The Clevelands were married while Grover was serving his ﬁrst term in the White House. Frances was the daughter of his late law partner; he had become her legal guardian in 1876, when Frances’s father died and she was only 11. Many assumed that Cleveland would marry Frances’s mother, but instead he wed Frances as soon as she turned 21.
Visitors can’t help but notice that a piece of the Cleveland wedding cake appears to be missing. Legend has it that a Cub Scout nibbled it off on a dare sometime in the 1950s.
Up in Smoke
Husband-and-wife teams own and operate nearly 4 million businesses in America. The ones that succeed bring the same commitment and uniﬁed vision to their business as they do to their marriage. That was the plan for Angie’s Bridgeton Grill, one of a handful of landmark diners manufactured by the Paterson Vehicle Company. Andy and Brenda Webster, a Cedarville couple, bought the popular 44-seat eatery and went to work serving up homemade fare to the breakfast and lunch crowd.

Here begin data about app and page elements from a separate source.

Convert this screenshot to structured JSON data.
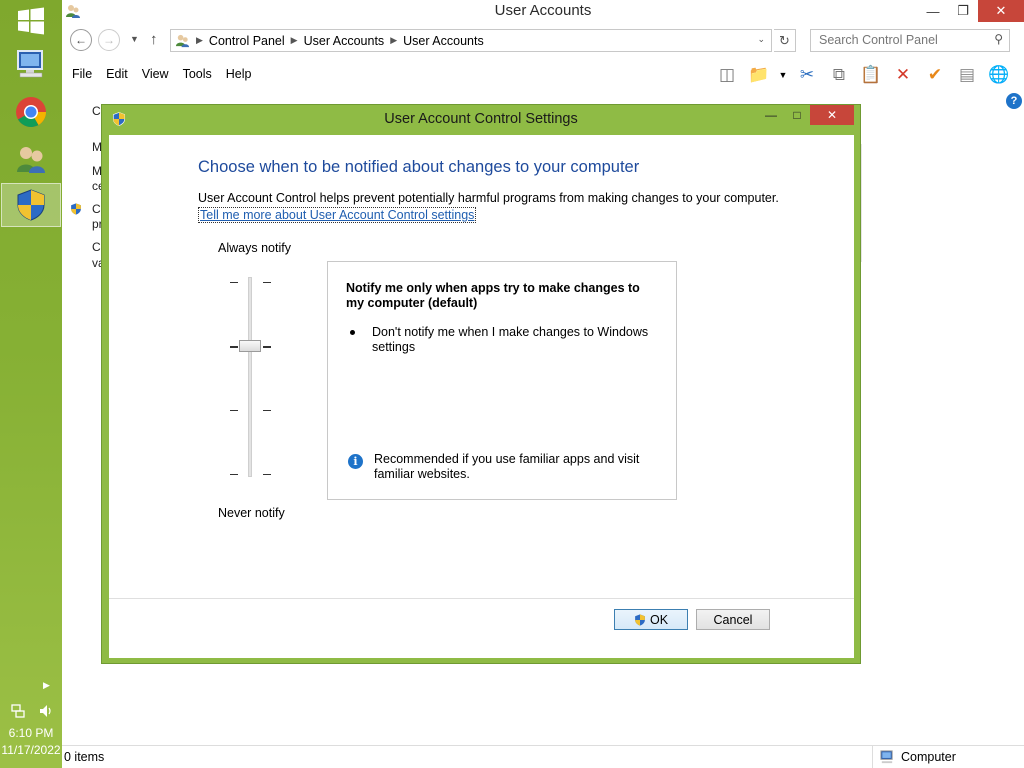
{
  "taskbar": {
    "time": "6:10 PM",
    "date": "11/17/2022",
    "pinned": [
      "computer-icon",
      "chrome-icon",
      "user-accounts-icon",
      "uac-shield-icon"
    ]
  },
  "explorer": {
    "title": "User Accounts",
    "breadcrumb": [
      "Control Panel",
      "User Accounts",
      "User Accounts"
    ],
    "search_placeholder": "Search Control Panel",
    "menu": [
      "File",
      "Edit",
      "View",
      "Tools",
      "Help"
    ],
    "background_fragments": [
      "C",
      "M",
      "M",
      "ce",
      "C",
      "pr",
      "Cl",
      "va"
    ],
    "status_items": "0 items",
    "status_location": "Computer"
  },
  "uac": {
    "title": "User Account Control Settings",
    "heading": "Choose when to be notified about changes to your computer",
    "description": "User Account Control helps prevent potentially harmful programs from making changes to your computer.",
    "link": "Tell me more about User Account Control settings",
    "slider_top_label": "Always notify",
    "slider_bottom_label": "Never notify",
    "slider_level": 3,
    "slider_levels": 4,
    "panel_title": "Notify me only when apps try to make changes to my computer (default)",
    "panel_bullet": "Don't notify me when I make changes to Windows settings",
    "panel_recommendation": "Recommended if you use familiar apps and visit familiar websites.",
    "ok_label": "OK",
    "cancel_label": "Cancel"
  },
  "colors": {
    "taskbar_green": "#86b034",
    "dialog_frame": "#8fbb45",
    "heading_blue": "#1e4a9c",
    "close_red": "#c7463a"
  }
}
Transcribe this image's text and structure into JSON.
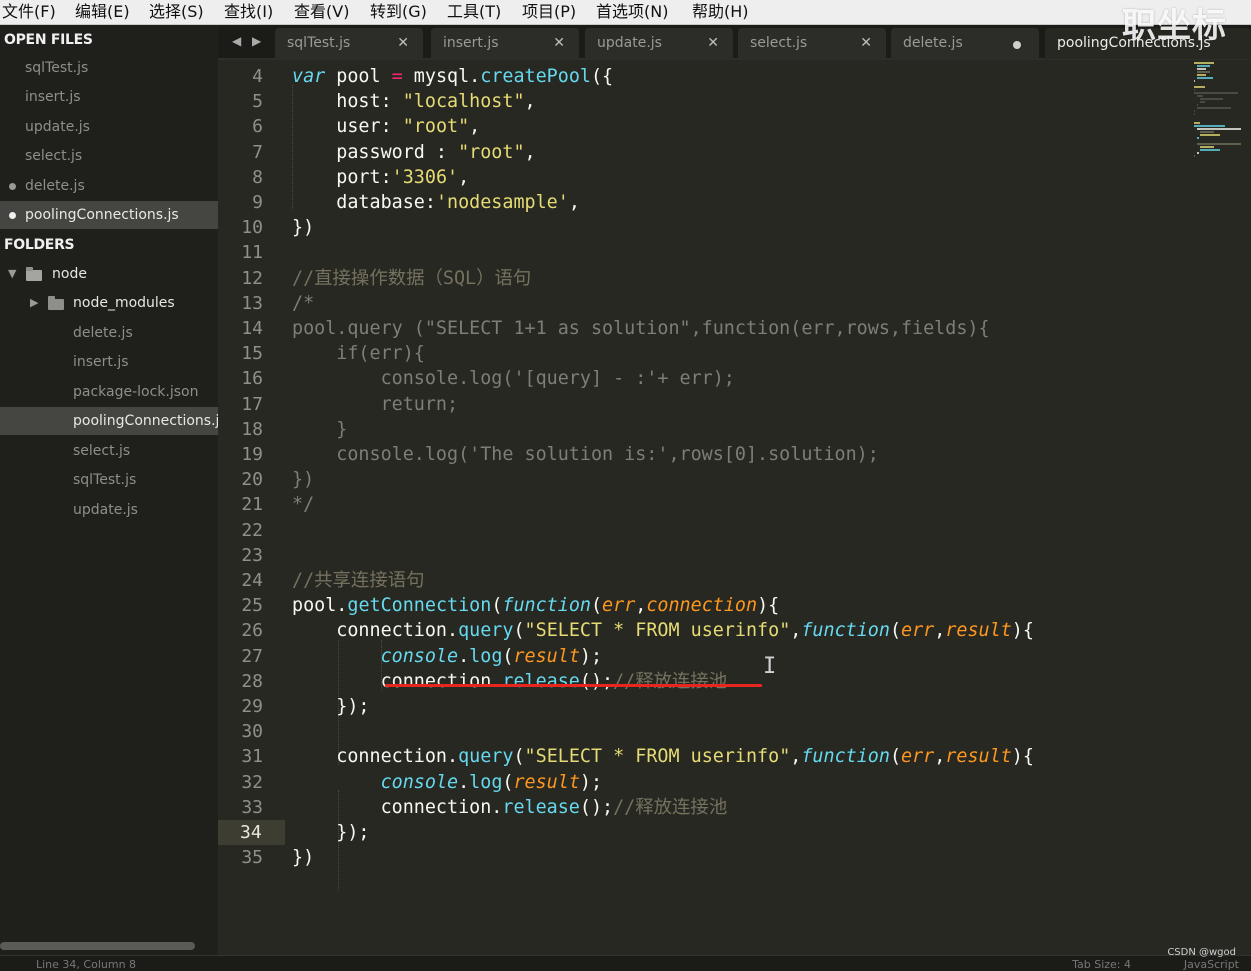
{
  "menu": [
    "文件(F)",
    "编辑(E)",
    "选择(S)",
    "查找(I)",
    "查看(V)",
    "转到(G)",
    "工具(T)",
    "项目(P)",
    "首选项(N)",
    "帮助(H)"
  ],
  "watermark": "职坐标",
  "sidebar": {
    "open_files_header": "OPEN FILES",
    "open_files": [
      {
        "name": "sqlTest.js"
      },
      {
        "name": "insert.js"
      },
      {
        "name": "update.js"
      },
      {
        "name": "select.js"
      },
      {
        "name": "delete.js"
      },
      {
        "name": "poolingConnections.js"
      }
    ],
    "folders_header": "FOLDERS",
    "root_folder": "node",
    "subfolder": "node_modules",
    "files": [
      "delete.js",
      "insert.js",
      "package-lock.json",
      "poolingConnections.js",
      "select.js",
      "sqlTest.js",
      "update.js"
    ]
  },
  "tabs": [
    {
      "name": "sqlTest.js"
    },
    {
      "name": "insert.js"
    },
    {
      "name": "update.js"
    },
    {
      "name": "select.js"
    },
    {
      "name": "delete.js"
    },
    {
      "name": "poolingConnections.js"
    }
  ],
  "editor": {
    "line_numbers": [
      4,
      5,
      6,
      7,
      8,
      9,
      10,
      11,
      12,
      13,
      14,
      15,
      16,
      17,
      18,
      19,
      20,
      21,
      22,
      23,
      24,
      25,
      26,
      27,
      28,
      29,
      30,
      31,
      32,
      33,
      34,
      35
    ],
    "current_line": 34,
    "lines": [
      "var pool = mysql.createPool({",
      "    host: \"localhost\",",
      "    user: \"root\",",
      "    password : \"root\",",
      "    port:'3306',",
      "    database:'nodesample',",
      "})",
      "",
      "//直接操作数据（SQL）语句",
      "/*",
      "pool.query (\"SELECT 1+1 as solution\",function(err,rows,fields){",
      "    if(err){",
      "        console.log('[query] - :'+ err);",
      "        return;",
      "    }",
      "    console.log('The solution is:',rows[0].solution);",
      "})",
      "*/",
      "",
      "",
      "//共享连接语句",
      "pool.getConnection(function(err,connection){",
      "    connection.query(\"SELECT * FROM userinfo\",function(err,result){",
      "        console.log(result);",
      "        connection.release();//释放连接池",
      "    });",
      "",
      "    connection.query(\"SELECT * FROM userinfo\",function(err,result){",
      "        console.log(result);",
      "        connection.release();//释放连接池",
      "    });",
      "})"
    ]
  },
  "status": {
    "position": "Line 34, Column 8",
    "tab_size": "Tab Size: 4",
    "syntax": "JavaScript"
  },
  "credit": "CSDN @wgod",
  "colors": {
    "background": "#272822",
    "keyword": "#66d9ef",
    "string": "#e6db74",
    "operator": "#f92672",
    "param": "#fd971f",
    "comment": "#75715e",
    "strike": "#e6261f"
  }
}
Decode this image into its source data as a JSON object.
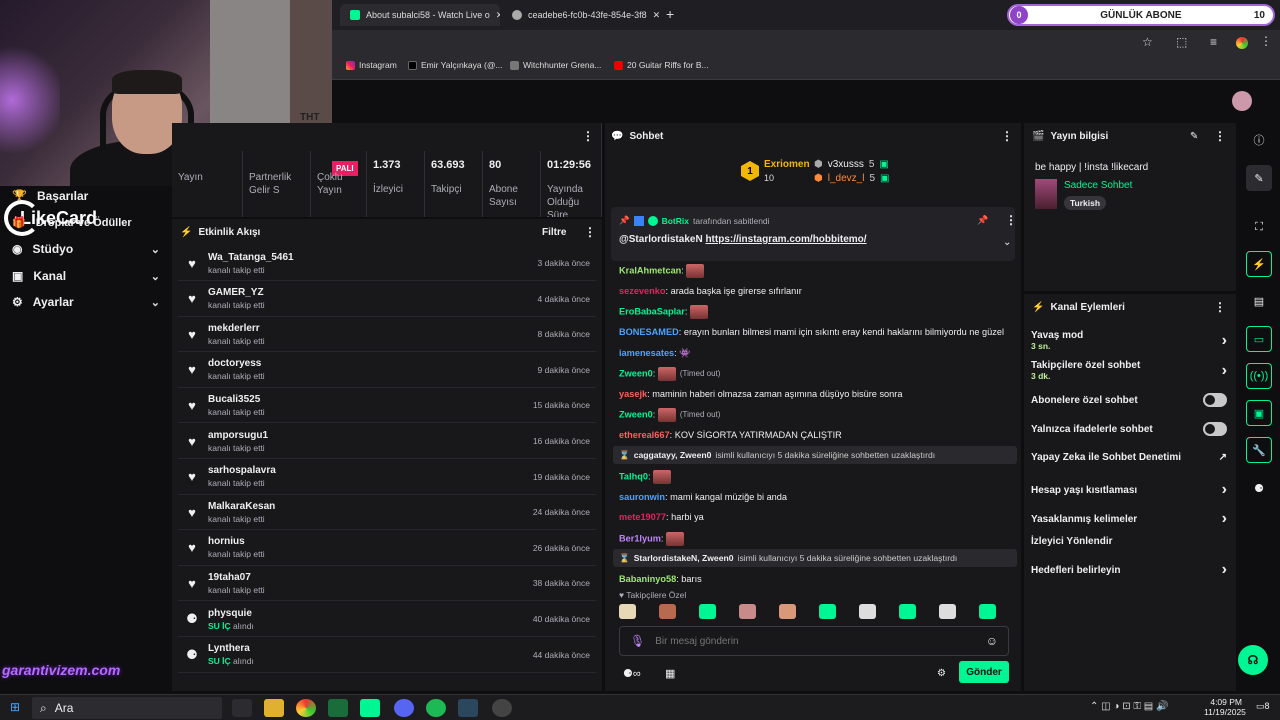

In the fall of 2012, a ﬁre ripped through the kitchen, destroying Angie’s, which was a Bridgeton landmark. “I don’t know what to say,” a distraught Andy told reporters the next morning. “The police came to my house last night and woke me up.”
A couple of years later Andy and his wife had plenty to say. They admitted in court to having started the ﬁre. Their business had hit a rough patch and the insurance money was just too tempting. Late one night they doused a pile of newspapers and menus with a can of gasoline and lit it.
The gas fumes ignited and burned Angie, so it didn’t take a genius to ﬁgure out who had set the blaze. They were scheduled to be sentenced in May 2015.
The Casper Syndrome
In 2012, Josue Chinchilla and his ﬁancée, Michele Callan, sued their Toms River landlord for $2,250 after ﬂeeing from their rental home a week after moving in. During that time, they claimed, doors creaked and slammed, clothing ﬂew out of closets and strange noises came out of the ﬂoor vents.
The ranch house, located on the corner of Terrace and Lowell Avenues, was apparently haunted. The couple even went so far as to hire a paranormal investigative company, which found evidence of “an active or intelligent haunting.”
The landlord, Dr. Richard Lopez, countersued Michele and Josue for breaking their lease. According to Lopez, the only thing that spooked the couple was paying the rent.
Brick Township has produced some pretty impressive young people over the years, including hockey star Jim Dowd, baseball legend Hank Borowy and actress Kirsten Dunst. Among the most memorable is Ed Mallue, a two-time Ocean County Soccer Player of the Year who earned All-America honors at the U.S. Military Academy, served in Afghanistan and rose to the rank of captain.
The love of Ed Mallue’s life, Natalie Heimel, is also an Army captain. Both are stationed in Hawaii and, last December, they scheduled their wedding on the 16th hole of the Kaneohe Klipper Golf Course. At least, that was the plan.
A certain Commander-in-Chief was also in Hawaii, with plans to play a round on the same golf course at the same time. Ed and Natalie were forced by Secret Service agents to move their wedding at the last minute so President Obama could play through.
He called them later to apologize. “I feel terrible, nobody told us,” he said. “We would have skipped the 16th hole.”
The news wasn’t all bad. The ceremony and reception were moved to the lawn of their commanding ofﬁcer—which was actually a nicer location.